But it’s different for an ice storm. Ice storms usually cause physical damage to infrastructure, causing an outage, as opposed to the Texas situation, in which extreme cold resulted in the state using all of the fossil fuels it had momentarily available, while power plants that weren’t appropriately prepared for frigid temperatures simply shut down.
Power lines are designed to operate at a specific tension– and when they’re weighed down, either stretched by high demand (which heats up the wires) or ice, this doesn’t generally end well. Any time there is too much weight on a power line, a transformer, or something else, it’s likely to cause something to physically break, causing a short. A short in a power distribution system usually causes a voltage spike, since there’s this moment in which the electricity doesn’t have anywhere to go. Usually, in this case, it will blow up a transformer. A great example below:
One of the most interesting parts of the storm for me was watching not one or two, but dozens of videos of exploding transformers posted on social media from all around the region. As I have to try and observe some beauty in the decline of an empire, I’ll note that transformer explosions can be really quite pretty– fountains of sparks from an eerie, aqua-blue-white flash. You might imagine that the green-blue color of the flash is from the copper wiring inside the transformer. But rather, one source told us:
[The overload can] cause electrical arcs and flashes as the electrical current tries to find a path to ground– the arcs ionize the air, creating a plasma cloud that emits light in a variety of colors, including blue and white. The blue color is caused by ionized nitrogen molecules, while the white color comes from the presence of other ionized gases, such as oxygen and hydrogen.
Anatomy of the Policy Fix
Alright. How are we going to fix it? If you’re unfamiliar with the technical details of energy policy and the utility industry, you’ve come to the right place! I routinely write multiple-thousand-word articles on the subject– that one rave review once described as “very well-written and very boring.” The policy fix here should focus on the deliverable, which in this case can be measured chiefly by improving reliability metrics. One metric is called SAIDI, or “System Average Interruption Duration Index.” It more or less means “how many minutes the average customer is without power for a given years.” Michigan utilities have pretty low SAIDI numbers, and this year is likely to be historic in how awful they’ll be.
Of course, getting to that point is a bit more complicated. As I pointed out with Texas, the very calculation of what constitutes a “power outage” can be tricky, if left to the power companies to determine. That’s why it’s important to have regulators who understand the industry but can also work with lawmakers. Recent outrage over these latest storms has focused heavily on the fact that Michigan Democrats and Republicans both receive lavish sums of political contributions from public utilities each year. A policy fix will necessarily need to be able to combine regulatory objectivity with something specifically measurable, and then combine that with whatever improved infrastructure regulators would require the utility to develop.

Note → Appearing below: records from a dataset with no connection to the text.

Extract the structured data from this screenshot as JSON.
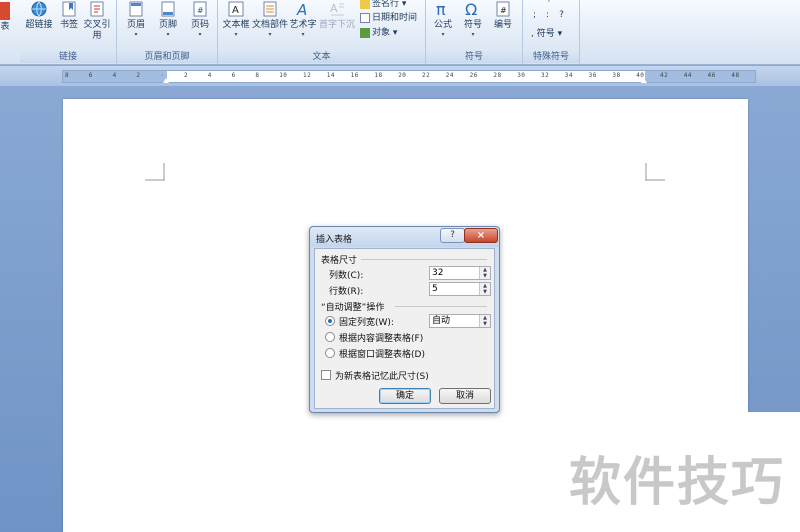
{
  "ribbon": {
    "groups": [
      {
        "id": "links",
        "label": "链接",
        "buttons": [
          "超链接",
          "书签",
          "交叉引用"
        ]
      },
      {
        "id": "header-footer",
        "label": "页眉和页脚",
        "buttons": [
          "页眉",
          "页脚",
          "页码"
        ]
      },
      {
        "id": "text",
        "label": "文本",
        "buttons": [
          "文本框",
          "文档部件",
          "艺术字",
          "首字下沉"
        ],
        "small": [
          "签名行",
          "日期和时间",
          "对象"
        ]
      },
      {
        "id": "symbols",
        "label": "符号",
        "buttons": [
          "公式",
          "符号",
          "编号"
        ]
      },
      {
        "id": "special",
        "label": "特殊符号",
        "small_symbol": "符号"
      }
    ],
    "left_partial": "表",
    "cross_ref_line2": "引用",
    "special_marks": [
      "°",
      "·",
      ";",
      "“",
      "?",
      ",",
      ":"
    ]
  },
  "ruler": {
    "ticks": [
      "8",
      "6",
      "4",
      "2",
      "",
      "2",
      "4",
      "6",
      "8",
      "10",
      "12",
      "14",
      "16",
      "18",
      "20",
      "22",
      "24",
      "26",
      "28",
      "30",
      "32",
      "34",
      "36",
      "38",
      "40",
      "42",
      "44",
      "46",
      "48"
    ]
  },
  "watermark": "软件技巧",
  "dialog": {
    "title": "插入表格",
    "help_label": "?",
    "close_label": "×",
    "table_size_heading": "表格尺寸",
    "columns_label": "列数",
    "columns_key": "(C):",
    "columns_value": "32",
    "rows_label": "行数",
    "rows_key": "(R):",
    "rows_value": "5",
    "autofit_heading": "“自动调整”操作",
    "fixed_width_label": "固定列宽",
    "fixed_width_key": "(W):",
    "fixed_width_value": "自动",
    "fit_content_label": "根据内容调整表格",
    "fit_content_key": "(F)",
    "fit_window_label": "根据窗口调整表格",
    "fit_window_key": "(D)",
    "remember_label": "为新表格记忆此尺寸",
    "remember_key": "(S)",
    "ok_label": "确定",
    "cancel_label": "取消"
  }
}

In the ideal world, there are a lot of things that go well beyond reliability, of course. I will be writing more about this in the coming days. For now, I’m happy to be cozy warm in my house, while being able to read about all of the wild and wonderful things people are talking about doing to fix the utility industry and hold accountable the only actors with the immediate power to fix the situation.